(Beginning of Data for review)

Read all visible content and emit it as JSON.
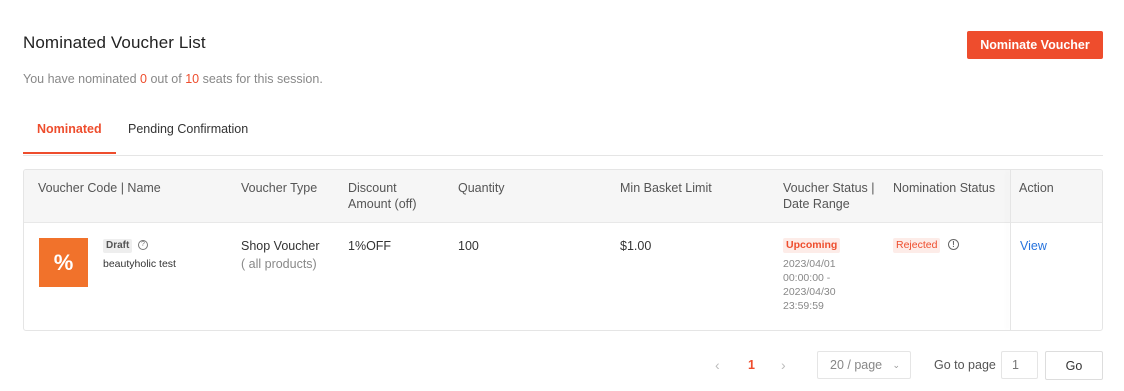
{
  "header": {
    "title": "Nominated Voucher List",
    "nominate_button": "Nominate Voucher"
  },
  "subtitle": {
    "prefix": "You have nominated",
    "nominated": "0",
    "middle": "out of",
    "total": "10",
    "suffix": "seats for this session."
  },
  "tabs": [
    {
      "label": "Nominated",
      "active": true
    },
    {
      "label": "Pending Confirmation",
      "active": false
    }
  ],
  "table": {
    "columns": [
      "Voucher Code | Name",
      "Voucher Type",
      "Discount Amount (off)",
      "Quantity",
      "Min Basket Limit",
      "Voucher Status | Date Range",
      "Nomination Status",
      "Action"
    ],
    "rows": [
      {
        "thumb_symbol": "%",
        "badge": "Draft",
        "name": "beautyholic test",
        "voucher_type": "Shop Voucher",
        "voucher_scope": "( all products)",
        "discount": "1%OFF",
        "quantity": "100",
        "min_basket": "$1.00",
        "voucher_status": "Upcoming",
        "date_start_date": "2023/04/01",
        "date_start_time": "00:00:00 -",
        "date_end_date": "2023/04/30",
        "date_end_time": "23:59:59",
        "nomination_status": "Rejected",
        "action": "View"
      }
    ]
  },
  "pagination": {
    "current_page": "1",
    "page_size": "20 / page",
    "goto_label": "Go to page",
    "goto_placeholder": "1",
    "go_button": "Go"
  },
  "colors": {
    "accent": "#ee4d2d",
    "link": "#2673dd",
    "thumb": "#f1722b"
  },
  "icons": [
    "question-circle-icon",
    "info-circle-icon",
    "chevron-left-icon",
    "chevron-right-icon",
    "chevron-down-icon"
  ]
}
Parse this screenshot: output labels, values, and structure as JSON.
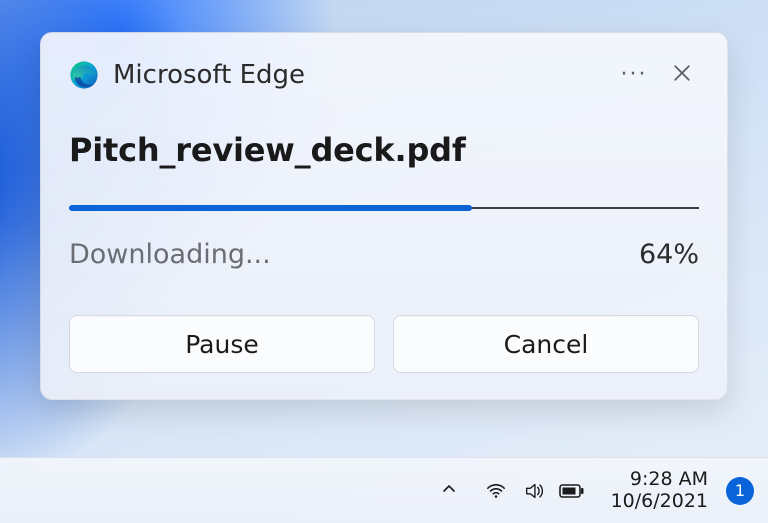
{
  "notification": {
    "app_name": "Microsoft Edge",
    "more_label": "···",
    "close_label": "Close",
    "file_name": "Pitch_review_deck.pdf",
    "status_text": "Downloading...",
    "progress_percent": 64,
    "progress_percent_label": "64%",
    "buttons": {
      "pause": "Pause",
      "cancel": "Cancel"
    }
  },
  "taskbar": {
    "time": "9:28 AM",
    "date": "10/6/2021",
    "badge_count": "1"
  },
  "colors": {
    "accent": "#0b63d8"
  }
}
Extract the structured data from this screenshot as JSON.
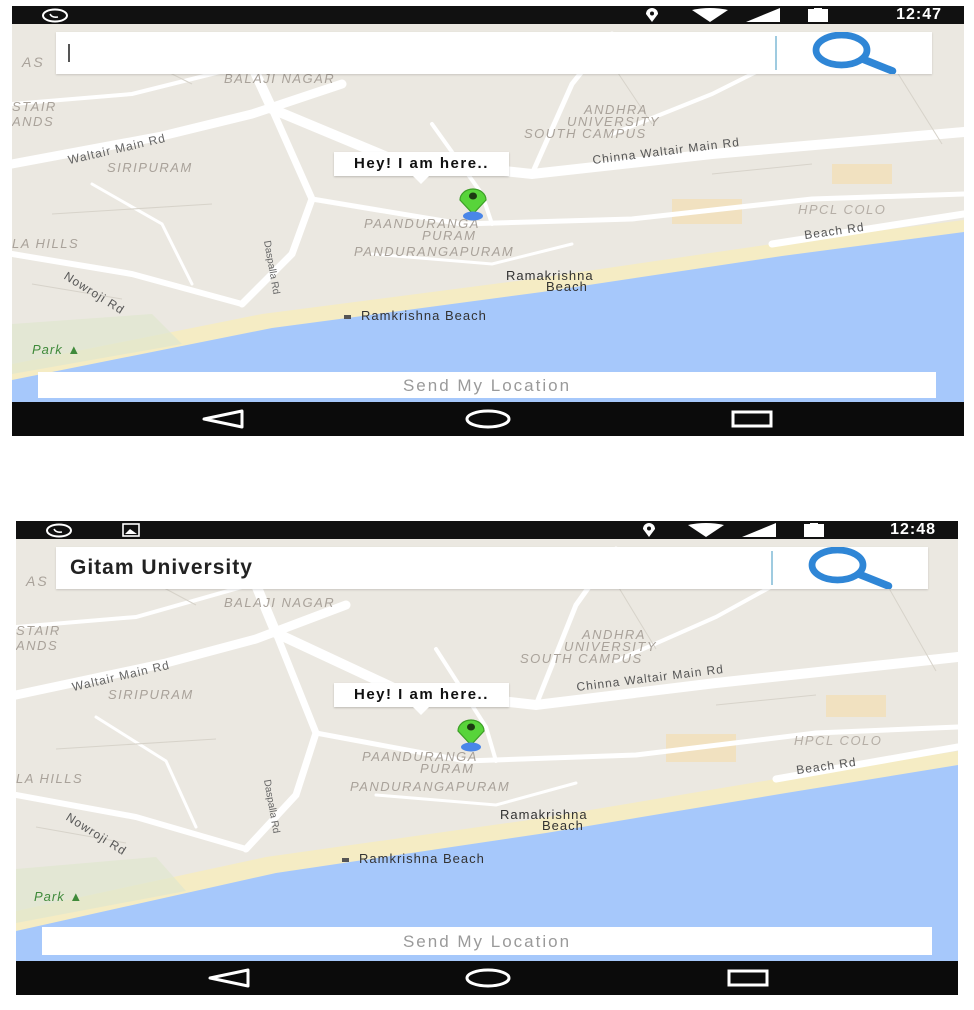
{
  "screens": [
    {
      "status": {
        "time": "12:47"
      },
      "search": {
        "value": "",
        "placeholder": ""
      },
      "marker": {
        "info": "Hey! I am here.."
      },
      "send_button": "Send My Location"
    },
    {
      "status": {
        "time": "12:48"
      },
      "search": {
        "value": "Gitam University",
        "placeholder": ""
      },
      "marker": {
        "info": "Hey! I am here.."
      },
      "send_button": "Send My Location"
    }
  ],
  "map_labels": {
    "balaji_nagar": "BALAJI NAGAR",
    "as": "AS",
    "stair": "STAIR",
    "ands": "ANDS",
    "andhra": "ANDHRA",
    "university": "UNIVERSITY",
    "south_campus": "SOUTH CAMPUS",
    "waltair_main_rd": "Waltair Main Rd",
    "siripuram": "SIRIPURAM",
    "chinna_waltair": "Chinna Waltair Main Rd",
    "hpcl": "HPCL COLO",
    "beach_rd": "Beach Rd",
    "paanduranga": "PAANDURANGA",
    "puram": "PURAM",
    "pandurangapuram": "PANDURANGAPURAM",
    "la_hills": "LA HILLS",
    "ramakrishna": "Ramakrishna",
    "beach": "Beach",
    "ramkrishna_beach": "Ramkrishna Beach",
    "nowroji_rd": "Nowroji Rd",
    "park": "Park",
    "dr_road": "Daspalla Rd"
  },
  "icons": {
    "status_left": [
      "whatsapp-icon",
      "image-icon"
    ],
    "status_right": [
      "location-icon",
      "wifi-icon",
      "signal-icon",
      "battery-icon"
    ],
    "nav": [
      "back-icon",
      "home-icon",
      "recents-icon"
    ],
    "search": "search-icon"
  },
  "colors": {
    "land": "#ebe8e1",
    "water": "#a6c8fb",
    "sand": "#f5ecc4",
    "road": "#ffffff",
    "marker_green": "#58d43a",
    "marker_dot": "#4a86e8",
    "search_blue": "#2f86d6",
    "bars": "#111111"
  }
}
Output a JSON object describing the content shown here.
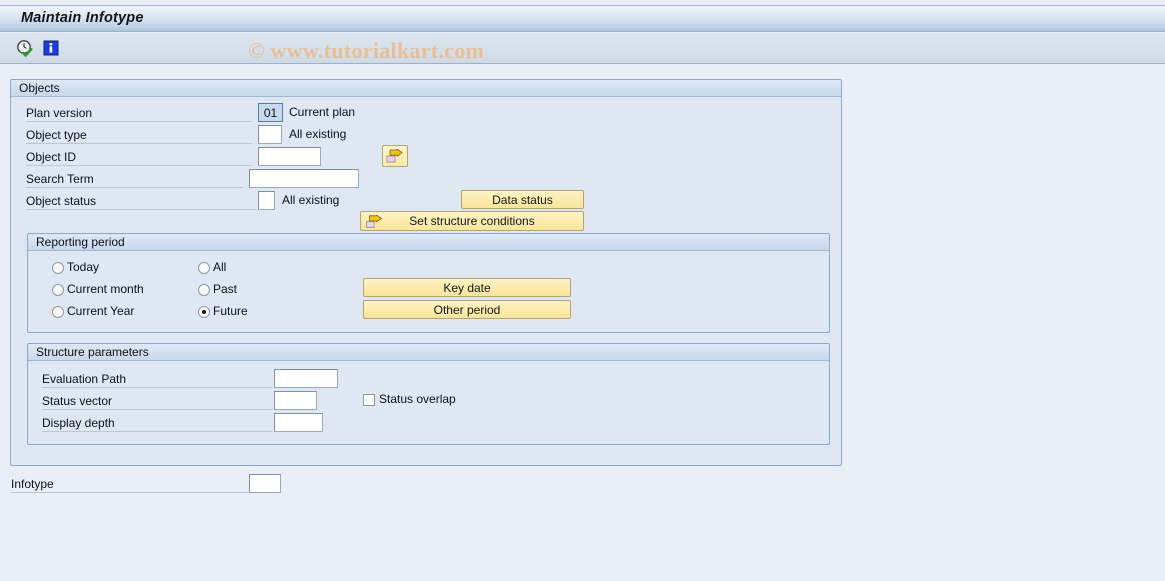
{
  "window": {
    "title": "Maintain Infotype"
  },
  "toolbar": {
    "icons": [
      {
        "name": "execute-clock-icon",
        "label": "Execute"
      },
      {
        "name": "info-icon",
        "label": "Information"
      }
    ]
  },
  "watermark": {
    "text": "© www.tutorialkart.com",
    "color": "#e9bd92"
  },
  "objects": {
    "title": "Objects",
    "plan_version": {
      "label": "Plan version",
      "value": "01",
      "description": "Current plan"
    },
    "object_type": {
      "label": "Object type",
      "value": "",
      "description": "All existing"
    },
    "object_id": {
      "label": "Object ID",
      "value": ""
    },
    "search_term": {
      "label": "Search Term",
      "value": ""
    },
    "object_status": {
      "label": "Object status",
      "value": "",
      "description": "All existing"
    },
    "multiple_selection_button": {
      "name": "arrow-right-icon",
      "label": ""
    },
    "data_status_button": "Data status",
    "set_structure_conditions_button": "Set structure conditions"
  },
  "reporting_period": {
    "title": "Reporting period",
    "options": [
      {
        "label": "Today",
        "selected": false
      },
      {
        "label": "Current month",
        "selected": false
      },
      {
        "label": "Current Year",
        "selected": false
      },
      {
        "label": "All",
        "selected": false
      },
      {
        "label": "Past",
        "selected": false
      },
      {
        "label": "Future",
        "selected": true
      }
    ],
    "key_date_button": "Key date",
    "other_period_button": "Other period"
  },
  "structure_parameters": {
    "title": "Structure parameters",
    "evaluation_path": {
      "label": "Evaluation Path",
      "value": ""
    },
    "status_vector": {
      "label": "Status vector",
      "value": ""
    },
    "display_depth": {
      "label": "Display depth",
      "value": ""
    },
    "status_overlap": {
      "label": "Status overlap",
      "checked": false
    }
  },
  "infotype": {
    "label": "Infotype",
    "value": ""
  },
  "colors": {
    "page_background": "#eaeff7",
    "group_background": "#dfe8f2",
    "button_yellow": "#fcecab",
    "titlebar_blue": "#b9cde4",
    "field_focus": "#c9d9ec"
  }
}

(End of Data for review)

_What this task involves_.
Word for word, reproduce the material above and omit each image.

_Output_.
Read all visible content and emit it as JSON.
{
  "header": {
    "title": "Nominated Voucher List",
    "nominate_button": "Nominate Voucher"
  },
  "subtitle": {
    "prefix": "You have nominated",
    "nominated": "0",
    "middle": "out of",
    "total": "10",
    "suffix": "seats for this session."
  },
  "tabs": [
    {
      "label": "Nominated",
      "active": true
    },
    {
      "label": "Pending Confirmation",
      "active": false
    }
  ],
  "table": {
    "columns": [
      "Voucher Code | Name",
      "Voucher Type",
      "Discount Amount (off)",
      "Quantity",
      "Min Basket Limit",
      "Voucher Status | Date Range",
      "Nomination Status",
      "Action"
    ],
    "rows": [
      {
        "thumb_symbol": "%",
        "badge": "Draft",
        "name": "beautyholic test",
        "voucher_type": "Shop Voucher",
        "voucher_scope": "( all products)",
        "discount": "1%OFF",
        "quantity": "100",
        "min_basket": "$1.00",
        "voucher_status": "Upcoming",
        "date_start_date": "2023/04/01",
        "date_start_time": "00:00:00 -",
        "date_end_date": "2023/04/30",
        "date_end_time": "23:59:59",
        "nomination_status": "Rejected",
        "action": "View"
      }
    ]
  },
  "pagination": {
    "current_page": "1",
    "page_size": "20 / page",
    "goto_label": "Go to page",
    "goto_placeholder": "1",
    "go_button": "Go"
  },
  "colors": {
    "accent": "#ee4d2d",
    "link": "#2673dd",
    "thumb": "#f1722b"
  },
  "icons": [
    "question-circle-icon",
    "info-circle-icon",
    "chevron-left-icon",
    "chevron-right-icon",
    "chevron-down-icon"
  ]
}
Parse this screenshot: output labels, values, and structure as JSON.
{
  "notification": {
    "app_name": "Microsoft Edge",
    "more_label": "···",
    "close_label": "Close",
    "file_name": "Pitch_review_deck.pdf",
    "status_text": "Downloading...",
    "progress_percent": 64,
    "progress_percent_label": "64%",
    "buttons": {
      "pause": "Pause",
      "cancel": "Cancel"
    }
  },
  "taskbar": {
    "time": "9:28 AM",
    "date": "10/6/2021",
    "badge_count": "1"
  },
  "colors": {
    "accent": "#0b63d8"
  }
}
Extract the structured data from this screenshot as JSON.
{
  "screens": [
    {
      "status": {
        "time": "12:47"
      },
      "search": {
        "value": "",
        "placeholder": ""
      },
      "marker": {
        "info": "Hey! I am here.."
      },
      "send_button": "Send My Location"
    },
    {
      "status": {
        "time": "12:48"
      },
      "search": {
        "value": "Gitam University",
        "placeholder": ""
      },
      "marker": {
        "info": "Hey! I am here.."
      },
      "send_button": "Send My Location"
    }
  ],
  "map_labels": {
    "balaji_nagar": "BALAJI NAGAR",
    "as": "AS",
    "stair": "STAIR",
    "ands": "ANDS",
    "andhra": "ANDHRA",
    "university": "UNIVERSITY",
    "south_campus": "SOUTH CAMPUS",
    "waltair_main_rd": "Waltair Main Rd",
    "siripuram": "SIRIPURAM",
    "chinna_waltair": "Chinna Waltair Main Rd",
    "hpcl": "HPCL COLO",
    "beach_rd": "Beach Rd",
    "paanduranga": "PAANDURANGA",
    "puram": "PURAM",
    "pandurangapuram": "PANDURANGAPURAM",
    "la_hills": "LA HILLS",
    "ramakrishna": "Ramakrishna",
    "beach": "Beach",
    "ramkrishna_beach": "Ramkrishna Beach",
    "nowroji_rd": "Nowroji Rd",
    "park": "Park",
    "dr_road": "Daspalla Rd"
  },
  "icons": {
    "status_left": [
      "whatsapp-icon",
      "image-icon"
    ],
    "status_right": [
      "location-icon",
      "wifi-icon",
      "signal-icon",
      "battery-icon"
    ],
    "nav": [
      "back-icon",
      "home-icon",
      "recents-icon"
    ],
    "search": "search-icon"
  },
  "colors": {
    "land": "#ebe8e1",
    "water": "#a6c8fb",
    "sand": "#f5ecc4",
    "road": "#ffffff",
    "marker_green": "#58d43a",
    "marker_dot": "#4a86e8",
    "search_blue": "#2f86d6",
    "bars": "#111111"
  }
}
Output a JSON object describing the content shown here.
{
  "window": {
    "title": "Maintain Infotype"
  },
  "toolbar": {
    "icons": [
      {
        "name": "execute-clock-icon",
        "label": "Execute"
      },
      {
        "name": "info-icon",
        "label": "Information"
      }
    ]
  },
  "watermark": {
    "text": "© www.tutorialkart.com",
    "color": "#e9bd92"
  },
  "objects": {
    "title": "Objects",
    "plan_version": {
      "label": "Plan version",
      "value": "01",
      "description": "Current plan"
    },
    "object_type": {
      "label": "Object type",
      "value": "",
      "description": "All existing"
    },
    "object_id": {
      "label": "Object ID",
      "value": ""
    },
    "search_term": {
      "label": "Search Term",
      "value": ""
    },
    "object_status": {
      "label": "Object status",
      "value": "",
      "description": "All existing"
    },
    "multiple_selection_button": {
      "name": "arrow-right-icon",
      "label": ""
    },
    "data_status_button": "Data status",
    "set_structure_conditions_button": "Set structure conditions"
  },
  "reporting_period": {
    "title": "Reporting period",
    "options": [
      {
        "label": "Today",
        "selected": false
      },
      {
        "label": "Current month",
        "selected": false
      },
      {
        "label": "Current Year",
        "selected": false
      },
      {
        "label": "All",
        "selected": false
      },
      {
        "label": "Past",
        "selected": false
      },
      {
        "label": "Future",
        "selected": true
      }
    ],
    "key_date_button": "Key date",
    "other_period_button": "Other period"
  },
  "structure_parameters": {
    "title": "Structure parameters",
    "evaluation_path": {
      "label": "Evaluation Path",
      "value": ""
    },
    "status_vector": {
      "label": "Status vector",
      "value": ""
    },
    "display_depth": {
      "label": "Display depth",
      "value": ""
    },
    "status_overlap": {
      "label": "Status overlap",
      "checked": false
    }
  },
  "infotype": {
    "label": "Infotype",
    "value": ""
  },
  "colors": {
    "page_background": "#eaeff7",
    "group_background": "#dfe8f2",
    "button_yellow": "#fcecab",
    "titlebar_blue": "#b9cde4",
    "field_focus": "#c9d9ec"
  }
}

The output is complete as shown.